Deputy Speaker has one special privilege, every time a deputy speaker is appointed as a member of a parliamentary committee, he automatically assumes the chairmanship of that committee.
Panel of Chairpersons
The panel of Chairpersons is a panel of members of Lok Sabha that consist of not more than 10 members of Lok Sabha.
In case of the absence of both the Speaker and the Deputy Speaker, any member of the panel can preside over the house. While presiding they assume all the powers of the Speaker.
Here it’s important to mention that the panel of chairpersons cannot preside over the house when the office of the speaker and deputy speaker is vacant. During such a situation, President may appoint a member to perform the functions of the Speaker.
The panel holds office until a new panel of chairpersons is nominated.
Speaker Pro Tem
As per the constitution, the Speaker of the last Lok Sabha has to vacate his office immediately before the first meeting of the newly-elected Lok Sabha. So, the president appoints a member of Lok Sabha as a Speaker Pro Tem. Normally, the senior-most member is selected as Speaker Pro Tem and the President administers his/her oath.
He presides over the first sitting of the newly-elected Lok Sabha and has the duty to administer the oath of the new members. Along with enabling the house to elect the new Speaker.
The office of Speaker Pro Tem cease to exist right after the Speaker got elected. Hence this office is temporary in nature.
- Article 93- The Speaker and D. Speaker of the House of the People
- Article 94- Mentions vacation, resignation from the positions of Speaker and Deputy Speaker, and removal from such positions
- Article 95- States the power of the Deputy Speaker or other person to carry out the responsibilities of the Speaker’s office or to act in that capacity
- Article 96- Clarifies that while a resolution to remove the Speaker from office is being considered, the Speaker or the Deputy Speaker shall not preside.
- Article 97- Salaries and benefits for the Speaker and Deputy Speaker, as well as the Chairman and Deputy Chairman
The office of the Deputy Speaker is as important as the office of the Speaker.
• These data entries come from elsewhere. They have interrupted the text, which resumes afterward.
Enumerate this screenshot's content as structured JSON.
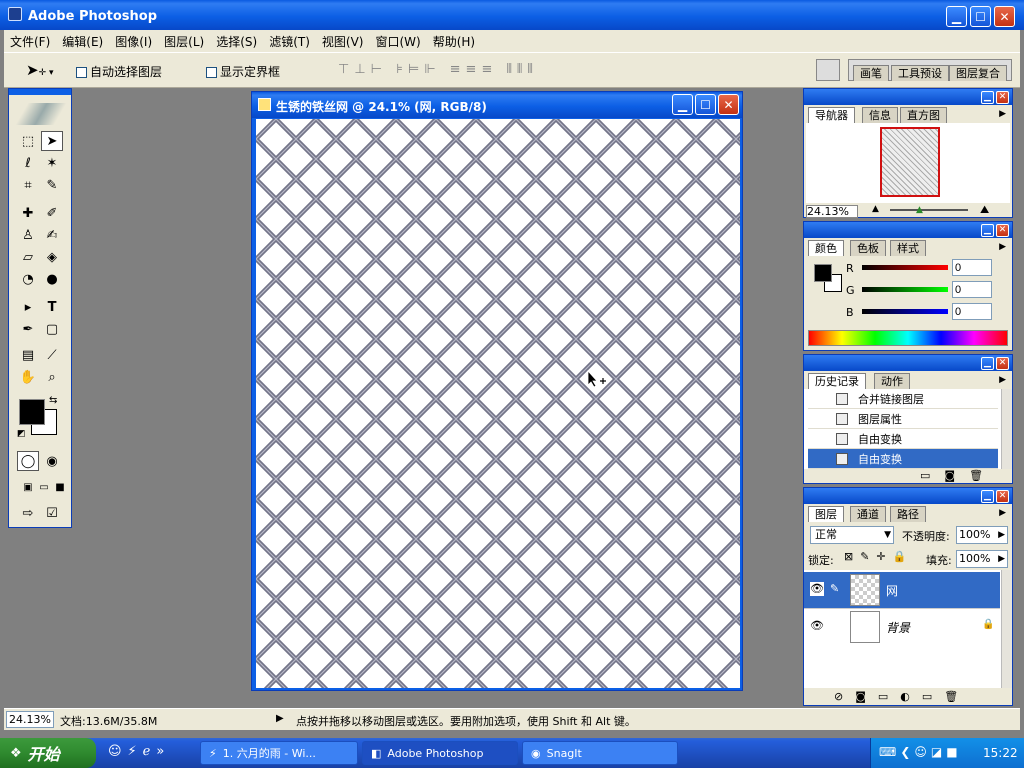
{
  "app": {
    "title": "Adobe Photoshop"
  },
  "menu": [
    "文件(F)",
    "编辑(E)",
    "图像(I)",
    "图层(L)",
    "选择(S)",
    "滤镜(T)",
    "视图(V)",
    "窗口(W)",
    "帮助(H)"
  ],
  "options": {
    "auto_select": "自动选择图层",
    "show_bounds": "显示定界框"
  },
  "palette_tabs": [
    "画笔",
    "工具预设",
    "图层复合"
  ],
  "document": {
    "title": "生锈的铁丝网 @ 24.1% (网, RGB/8)"
  },
  "navigator": {
    "tabs": [
      "导航器",
      "信息",
      "直方图"
    ],
    "zoom": "24.13%"
  },
  "color": {
    "tabs": [
      "颜色",
      "色板",
      "样式"
    ],
    "r_label": "R",
    "g_label": "G",
    "b_label": "B",
    "r": "0",
    "g": "0",
    "b": "0"
  },
  "history": {
    "tabs": [
      "历史记录",
      "动作"
    ],
    "items": [
      "合并链接图层",
      "图层属性",
      "自由变换",
      "自由变换"
    ]
  },
  "layers": {
    "tabs": [
      "图层",
      "通道",
      "路径"
    ],
    "blend_mode": "正常",
    "opacity_label": "不透明度:",
    "opacity": "100%",
    "lock_label": "锁定:",
    "fill_label": "填充:",
    "fill": "100%",
    "rows": [
      {
        "name": "网"
      },
      {
        "name": "背景"
      }
    ]
  },
  "status": {
    "zoom": "24.13%",
    "doc_size": "文档:13.6M/35.8M",
    "hint": "点按并拖移以移动图层或选区。要用附加选项，使用 Shift 和 Alt 键。"
  },
  "taskbar": {
    "start": "开始",
    "items": [
      "1. 六月的雨 - Wi...",
      "Adobe Photoshop",
      "SnagIt"
    ],
    "time": "15:22"
  },
  "colors": {
    "title_blue": "#0c5fe5",
    "selected": "#316ac5",
    "bg_gray": "#808080"
  }
}
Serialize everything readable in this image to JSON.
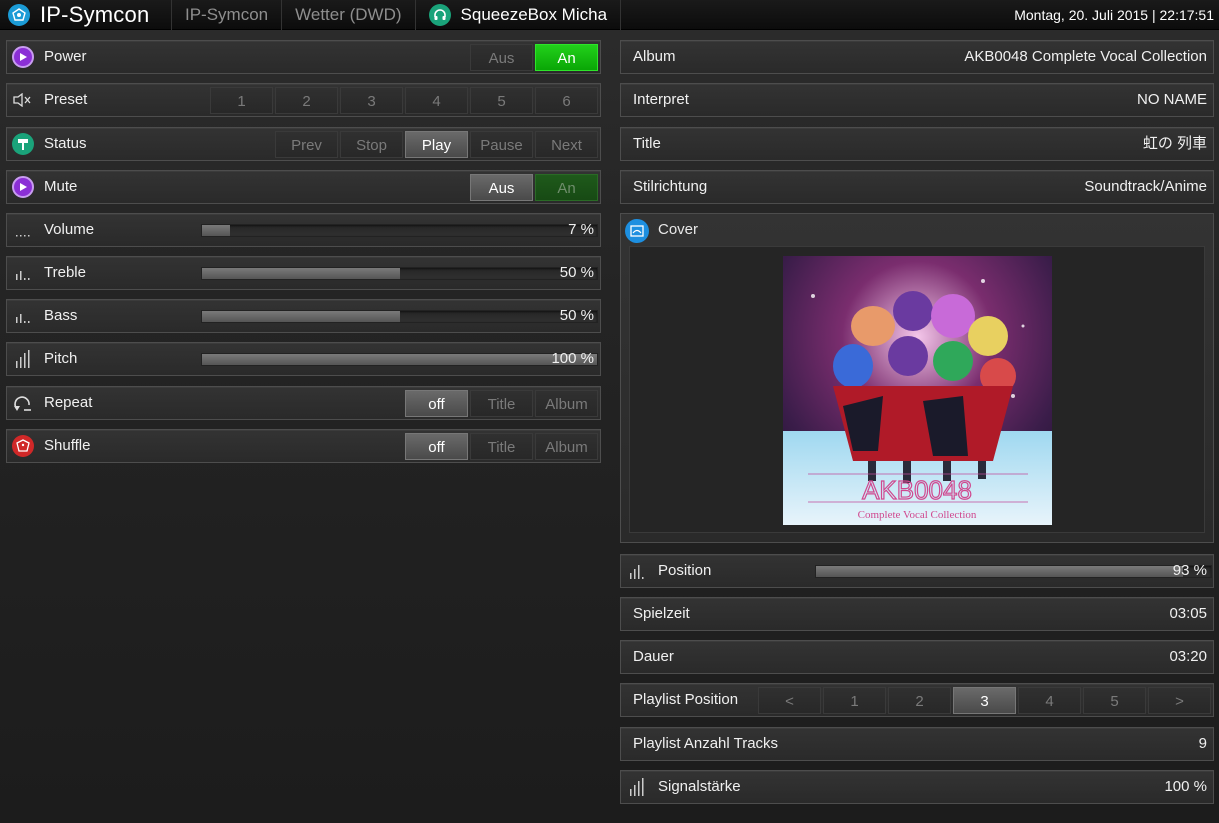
{
  "header": {
    "brand": "IP-Symcon",
    "tabs": [
      {
        "label": "IP-Symcon"
      },
      {
        "label": "Wetter (DWD)"
      },
      {
        "label": "SqueezeBox Micha"
      }
    ],
    "datetime": "Montag, 20. Juli 2015 | 22:17:51"
  },
  "left": {
    "power": {
      "label": "Power",
      "buttons": [
        "Aus",
        "An"
      ]
    },
    "preset": {
      "label": "Preset",
      "buttons": [
        "1",
        "2",
        "3",
        "4",
        "5",
        "6"
      ]
    },
    "status": {
      "label": "Status",
      "buttons": [
        "Prev",
        "Stop",
        "Play",
        "Pause",
        "Next"
      ]
    },
    "mute": {
      "label": "Mute",
      "buttons": [
        "Aus",
        "An"
      ]
    },
    "volume": {
      "label": "Volume",
      "value": "7 %",
      "level": 0.07
    },
    "treble": {
      "label": "Treble",
      "value": "50 %",
      "level": 0.5
    },
    "bass": {
      "label": "Bass",
      "value": "50 %",
      "level": 0.5
    },
    "pitch": {
      "label": "Pitch",
      "value": "100 %",
      "level": 1.0
    },
    "repeat": {
      "label": "Repeat",
      "buttons": [
        "off",
        "Title",
        "Album"
      ]
    },
    "shuffle": {
      "label": "Shuffle",
      "buttons": [
        "off",
        "Title",
        "Album"
      ]
    }
  },
  "right": {
    "album": {
      "label": "Album",
      "value": "AKB0048 Complete Vocal Collection"
    },
    "interpret": {
      "label": "Interpret",
      "value": "NO NAME"
    },
    "title": {
      "label": "Title",
      "value": "虹の 列車"
    },
    "stilrichtung": {
      "label": "Stilrichtung",
      "value": "Soundtrack/Anime"
    },
    "cover": {
      "label": "Cover",
      "art_logo": "AKB0048",
      "art_subtitle": "Complete Vocal Collection"
    },
    "position": {
      "label": "Position",
      "value": "93 %",
      "level": 0.93
    },
    "spielzeit": {
      "label": "Spielzeit",
      "value": "03:05"
    },
    "dauer": {
      "label": "Dauer",
      "value": "03:20"
    },
    "playlist_position": {
      "label": "Playlist Position",
      "buttons": [
        "<",
        "1",
        "2",
        "3",
        "4",
        "5",
        ">"
      ]
    },
    "playlist_tracks": {
      "label": "Playlist Anzahl Tracks",
      "value": "9"
    },
    "signal": {
      "label": "Signalstärke",
      "value": "100 %"
    }
  },
  "colors": {
    "accent_green": "#12c00c",
    "power_purple": "#8b2fd6",
    "status_teal": "#1aa37a",
    "shuffle_red": "#d02828",
    "cover_blue": "#1d8fe0"
  }
}
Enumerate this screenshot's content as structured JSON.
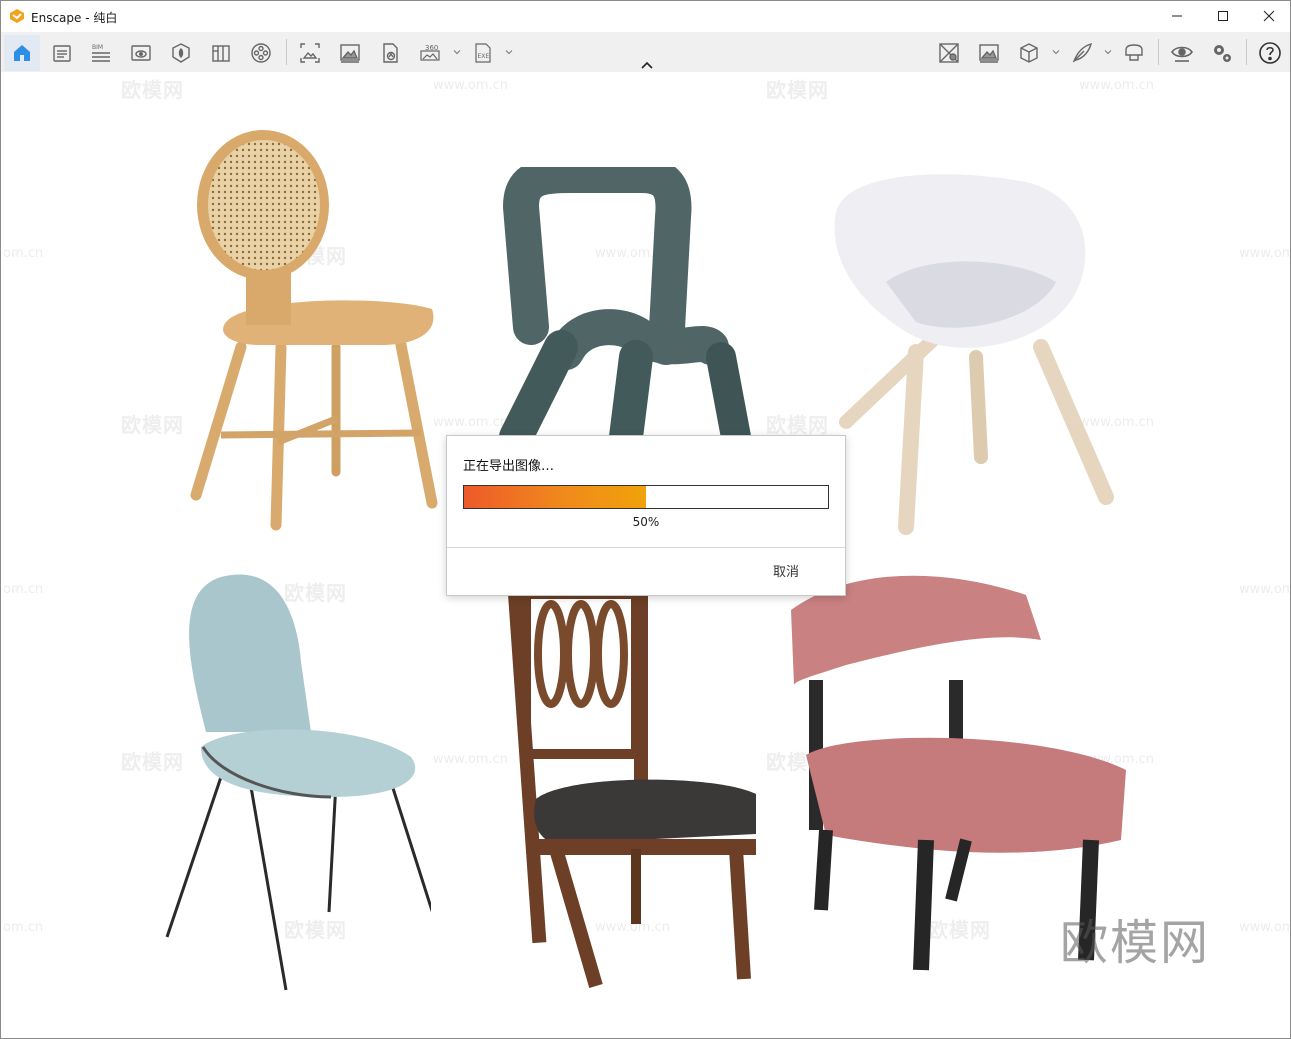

The constitution has created this office for the smooth functioning of the house. The main purpose of the house is to avoid irregularity in the proceedings in case of any vacancy or absence.
Article Written By: Priti Raj